BEGIN Supplied information

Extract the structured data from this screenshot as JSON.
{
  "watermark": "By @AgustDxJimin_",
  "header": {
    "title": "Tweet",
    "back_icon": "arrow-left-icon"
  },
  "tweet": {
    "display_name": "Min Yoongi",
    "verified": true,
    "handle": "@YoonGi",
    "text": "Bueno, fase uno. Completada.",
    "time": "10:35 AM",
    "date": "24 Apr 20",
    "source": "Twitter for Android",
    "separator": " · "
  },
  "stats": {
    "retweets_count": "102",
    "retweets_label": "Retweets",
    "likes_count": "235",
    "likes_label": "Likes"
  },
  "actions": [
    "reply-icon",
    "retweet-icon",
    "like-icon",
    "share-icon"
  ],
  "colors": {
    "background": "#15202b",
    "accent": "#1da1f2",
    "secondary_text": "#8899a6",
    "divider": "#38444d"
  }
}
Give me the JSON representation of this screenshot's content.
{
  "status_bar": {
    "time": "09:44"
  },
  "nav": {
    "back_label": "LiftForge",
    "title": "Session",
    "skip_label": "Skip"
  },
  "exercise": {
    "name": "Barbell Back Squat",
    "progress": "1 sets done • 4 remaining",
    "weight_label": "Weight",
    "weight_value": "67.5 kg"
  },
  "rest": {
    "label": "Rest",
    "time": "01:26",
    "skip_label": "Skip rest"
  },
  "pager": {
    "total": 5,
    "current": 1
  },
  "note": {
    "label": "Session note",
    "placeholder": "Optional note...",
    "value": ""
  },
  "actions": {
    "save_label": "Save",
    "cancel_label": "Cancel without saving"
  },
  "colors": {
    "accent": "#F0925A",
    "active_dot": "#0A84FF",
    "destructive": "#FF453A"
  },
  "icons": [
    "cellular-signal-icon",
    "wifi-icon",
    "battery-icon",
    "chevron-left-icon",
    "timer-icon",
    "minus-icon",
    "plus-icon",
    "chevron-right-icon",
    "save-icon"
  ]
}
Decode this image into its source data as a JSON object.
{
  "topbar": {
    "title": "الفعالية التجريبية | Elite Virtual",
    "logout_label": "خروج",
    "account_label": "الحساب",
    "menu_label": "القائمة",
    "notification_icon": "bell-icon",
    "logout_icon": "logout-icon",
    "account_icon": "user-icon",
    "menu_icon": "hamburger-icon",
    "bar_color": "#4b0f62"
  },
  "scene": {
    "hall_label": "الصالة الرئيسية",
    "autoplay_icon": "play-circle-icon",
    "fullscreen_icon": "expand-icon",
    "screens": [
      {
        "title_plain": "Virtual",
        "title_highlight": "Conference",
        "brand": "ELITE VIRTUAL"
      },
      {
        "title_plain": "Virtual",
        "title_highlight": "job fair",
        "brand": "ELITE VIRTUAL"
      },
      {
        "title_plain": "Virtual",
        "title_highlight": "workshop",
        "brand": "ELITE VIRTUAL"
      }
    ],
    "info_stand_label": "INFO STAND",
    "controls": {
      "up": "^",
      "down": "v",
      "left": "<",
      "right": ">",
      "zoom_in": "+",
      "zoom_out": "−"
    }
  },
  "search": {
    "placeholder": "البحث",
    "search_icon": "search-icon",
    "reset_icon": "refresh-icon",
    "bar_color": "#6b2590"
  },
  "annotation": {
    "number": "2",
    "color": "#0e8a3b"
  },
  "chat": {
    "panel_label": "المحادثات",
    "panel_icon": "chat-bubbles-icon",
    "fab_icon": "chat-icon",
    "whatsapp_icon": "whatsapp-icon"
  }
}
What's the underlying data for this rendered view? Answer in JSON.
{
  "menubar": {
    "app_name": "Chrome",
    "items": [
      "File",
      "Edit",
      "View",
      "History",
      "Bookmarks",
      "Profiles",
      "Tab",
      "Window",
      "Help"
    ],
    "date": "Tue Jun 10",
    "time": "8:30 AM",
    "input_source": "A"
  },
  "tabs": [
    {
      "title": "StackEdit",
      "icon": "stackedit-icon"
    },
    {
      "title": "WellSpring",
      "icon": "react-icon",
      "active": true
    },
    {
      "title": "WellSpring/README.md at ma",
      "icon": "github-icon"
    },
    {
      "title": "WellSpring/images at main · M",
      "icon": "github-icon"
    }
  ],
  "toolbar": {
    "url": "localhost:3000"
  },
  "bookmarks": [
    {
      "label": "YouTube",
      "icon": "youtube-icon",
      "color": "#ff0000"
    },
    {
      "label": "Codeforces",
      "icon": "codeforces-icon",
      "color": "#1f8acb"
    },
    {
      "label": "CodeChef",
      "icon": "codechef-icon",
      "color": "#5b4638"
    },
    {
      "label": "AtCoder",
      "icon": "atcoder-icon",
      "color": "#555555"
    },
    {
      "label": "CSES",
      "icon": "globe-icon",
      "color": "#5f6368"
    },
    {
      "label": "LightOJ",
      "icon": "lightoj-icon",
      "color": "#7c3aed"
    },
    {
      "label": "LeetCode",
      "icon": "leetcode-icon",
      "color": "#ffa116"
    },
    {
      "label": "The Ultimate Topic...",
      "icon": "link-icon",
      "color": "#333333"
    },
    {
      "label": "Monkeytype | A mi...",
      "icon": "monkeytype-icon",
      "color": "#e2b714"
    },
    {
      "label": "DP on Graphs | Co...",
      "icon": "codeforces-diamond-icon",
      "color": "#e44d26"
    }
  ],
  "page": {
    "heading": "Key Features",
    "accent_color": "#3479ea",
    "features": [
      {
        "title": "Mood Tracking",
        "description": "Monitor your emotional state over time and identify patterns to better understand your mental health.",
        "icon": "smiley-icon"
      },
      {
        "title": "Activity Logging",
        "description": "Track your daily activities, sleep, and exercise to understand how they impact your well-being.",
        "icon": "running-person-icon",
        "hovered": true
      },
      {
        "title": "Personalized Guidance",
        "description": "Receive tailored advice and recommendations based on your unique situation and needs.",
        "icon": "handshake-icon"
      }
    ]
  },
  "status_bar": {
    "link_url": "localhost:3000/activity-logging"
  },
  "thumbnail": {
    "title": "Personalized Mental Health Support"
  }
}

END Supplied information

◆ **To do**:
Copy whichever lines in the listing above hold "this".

◆ **Written reply**:
Extract the structured data from this screenshot as JSON.
Give me the JSON representation of this screenshot's content.
Decode this image into its source data as a JSON object.
What's the underlying data for this rendered view? Answer in JSON.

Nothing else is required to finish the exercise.